(Data under study Opens)

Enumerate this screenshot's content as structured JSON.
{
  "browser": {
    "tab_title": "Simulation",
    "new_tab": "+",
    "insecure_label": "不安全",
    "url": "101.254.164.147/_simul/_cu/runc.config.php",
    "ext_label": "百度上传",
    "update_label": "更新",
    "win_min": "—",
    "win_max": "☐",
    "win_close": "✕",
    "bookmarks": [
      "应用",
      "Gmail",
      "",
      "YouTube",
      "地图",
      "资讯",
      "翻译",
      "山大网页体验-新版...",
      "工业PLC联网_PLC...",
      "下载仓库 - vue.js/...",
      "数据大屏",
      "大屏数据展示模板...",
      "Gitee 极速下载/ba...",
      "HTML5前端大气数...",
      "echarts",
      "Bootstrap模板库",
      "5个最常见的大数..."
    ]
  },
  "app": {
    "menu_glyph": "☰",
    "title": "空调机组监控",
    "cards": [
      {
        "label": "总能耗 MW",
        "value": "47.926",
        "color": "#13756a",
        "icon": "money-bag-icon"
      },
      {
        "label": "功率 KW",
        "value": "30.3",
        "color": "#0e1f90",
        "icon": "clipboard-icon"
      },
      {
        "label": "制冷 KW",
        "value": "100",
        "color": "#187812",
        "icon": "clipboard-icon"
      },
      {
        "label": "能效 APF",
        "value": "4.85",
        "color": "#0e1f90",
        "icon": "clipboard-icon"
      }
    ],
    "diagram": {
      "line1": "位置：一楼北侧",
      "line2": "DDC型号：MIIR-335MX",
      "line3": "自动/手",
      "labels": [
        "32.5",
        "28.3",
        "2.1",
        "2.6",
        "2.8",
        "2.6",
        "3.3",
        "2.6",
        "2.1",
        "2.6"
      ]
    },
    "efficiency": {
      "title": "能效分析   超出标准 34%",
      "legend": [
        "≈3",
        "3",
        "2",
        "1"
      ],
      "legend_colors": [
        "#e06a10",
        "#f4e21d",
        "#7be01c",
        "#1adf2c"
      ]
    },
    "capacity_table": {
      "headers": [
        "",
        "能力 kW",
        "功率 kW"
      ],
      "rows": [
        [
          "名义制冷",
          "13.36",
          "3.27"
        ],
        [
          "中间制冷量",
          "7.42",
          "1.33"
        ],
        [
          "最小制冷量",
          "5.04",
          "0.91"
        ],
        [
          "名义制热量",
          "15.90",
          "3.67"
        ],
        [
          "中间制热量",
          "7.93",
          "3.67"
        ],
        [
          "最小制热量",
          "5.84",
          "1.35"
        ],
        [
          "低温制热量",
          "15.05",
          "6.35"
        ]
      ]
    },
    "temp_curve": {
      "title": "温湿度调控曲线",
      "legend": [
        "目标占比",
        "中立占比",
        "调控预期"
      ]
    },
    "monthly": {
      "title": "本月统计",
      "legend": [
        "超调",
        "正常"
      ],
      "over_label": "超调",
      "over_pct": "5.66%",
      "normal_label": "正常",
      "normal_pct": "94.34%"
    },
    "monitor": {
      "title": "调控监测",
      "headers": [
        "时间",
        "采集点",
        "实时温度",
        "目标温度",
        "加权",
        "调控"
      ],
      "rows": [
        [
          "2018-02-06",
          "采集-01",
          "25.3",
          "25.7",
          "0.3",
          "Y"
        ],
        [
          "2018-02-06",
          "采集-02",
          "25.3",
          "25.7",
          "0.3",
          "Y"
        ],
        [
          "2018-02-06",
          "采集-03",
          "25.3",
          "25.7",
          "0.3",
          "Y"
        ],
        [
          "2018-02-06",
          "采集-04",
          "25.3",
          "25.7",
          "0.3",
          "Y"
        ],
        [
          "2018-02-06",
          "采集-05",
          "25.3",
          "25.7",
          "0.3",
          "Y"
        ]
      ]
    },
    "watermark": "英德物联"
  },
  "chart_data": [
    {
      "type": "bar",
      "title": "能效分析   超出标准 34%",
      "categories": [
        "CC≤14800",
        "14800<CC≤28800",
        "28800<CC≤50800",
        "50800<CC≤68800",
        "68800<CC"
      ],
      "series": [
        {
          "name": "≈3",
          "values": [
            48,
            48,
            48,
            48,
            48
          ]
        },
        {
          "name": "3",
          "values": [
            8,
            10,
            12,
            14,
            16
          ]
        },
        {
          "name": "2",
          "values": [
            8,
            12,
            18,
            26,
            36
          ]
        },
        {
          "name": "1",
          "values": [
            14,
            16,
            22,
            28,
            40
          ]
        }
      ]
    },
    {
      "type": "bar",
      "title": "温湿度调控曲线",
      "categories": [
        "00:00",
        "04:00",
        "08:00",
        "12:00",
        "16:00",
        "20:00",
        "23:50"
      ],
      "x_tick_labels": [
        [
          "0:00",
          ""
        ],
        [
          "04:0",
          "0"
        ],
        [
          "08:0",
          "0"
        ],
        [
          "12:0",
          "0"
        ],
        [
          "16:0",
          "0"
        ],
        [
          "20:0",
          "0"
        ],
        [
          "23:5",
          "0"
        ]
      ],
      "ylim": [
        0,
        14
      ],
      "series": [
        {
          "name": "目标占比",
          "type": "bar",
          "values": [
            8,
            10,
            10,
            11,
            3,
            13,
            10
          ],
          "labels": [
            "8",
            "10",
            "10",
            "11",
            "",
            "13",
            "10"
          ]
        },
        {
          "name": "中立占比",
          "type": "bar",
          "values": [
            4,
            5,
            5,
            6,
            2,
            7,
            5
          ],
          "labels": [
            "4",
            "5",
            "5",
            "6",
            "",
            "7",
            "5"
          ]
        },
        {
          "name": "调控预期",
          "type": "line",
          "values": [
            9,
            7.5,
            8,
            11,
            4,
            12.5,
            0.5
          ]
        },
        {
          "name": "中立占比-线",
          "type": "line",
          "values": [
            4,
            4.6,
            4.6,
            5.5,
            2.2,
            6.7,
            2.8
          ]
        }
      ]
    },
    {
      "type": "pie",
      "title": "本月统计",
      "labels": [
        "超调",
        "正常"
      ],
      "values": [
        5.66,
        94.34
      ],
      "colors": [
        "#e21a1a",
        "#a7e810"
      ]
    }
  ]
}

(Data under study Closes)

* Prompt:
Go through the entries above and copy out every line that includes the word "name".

* Expected answer:
          "name": "≈3",
          "name": "3",
          "name": "2",
          "name": "1",
          "name": "目标占比",
          "name": "中立占比",
          "name": "调控预期",
          "name": "中立占比-线",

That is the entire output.